By Masih Alinejad
With the U.S. pullout from the nuclear deal, Iran will soon face renewed economic sanctions, compounding a crisis that has seen its currency go into freefall. On top of that, the Trump administration has signaled its readiness for political and perhaps even military confrontation with the Islamic Republic. These are very real pressures, but I would argue that they don’t threaten the ruling mullahs nearly as much as a growing domestic development: the prospect of unveiled Iranian women.
The Islamic Republic’s key vulnerability has always been its oppression of women. Since coming to power in 1979, the theocracy has imposed compulsory hijab laws, requiring women to securely wrap their heads in scarves in public. Over the past four years, however, with little help or notice from Western powers pressing the regime on other fronts, Iranian women have countered the most visible symbol of clerical rule.

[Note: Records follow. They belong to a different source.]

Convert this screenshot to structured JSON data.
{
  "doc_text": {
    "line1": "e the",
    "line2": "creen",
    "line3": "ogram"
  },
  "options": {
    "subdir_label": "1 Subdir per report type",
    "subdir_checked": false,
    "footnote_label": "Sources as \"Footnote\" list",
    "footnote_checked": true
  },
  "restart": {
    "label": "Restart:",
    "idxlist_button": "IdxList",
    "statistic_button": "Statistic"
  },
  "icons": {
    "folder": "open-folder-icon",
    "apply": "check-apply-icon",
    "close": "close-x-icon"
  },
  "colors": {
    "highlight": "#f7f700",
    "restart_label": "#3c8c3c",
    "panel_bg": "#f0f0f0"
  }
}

They have begun to remove their headscarves in unprecedented acts of civil disobedience, fostering a crisis of self-confidence for the regime.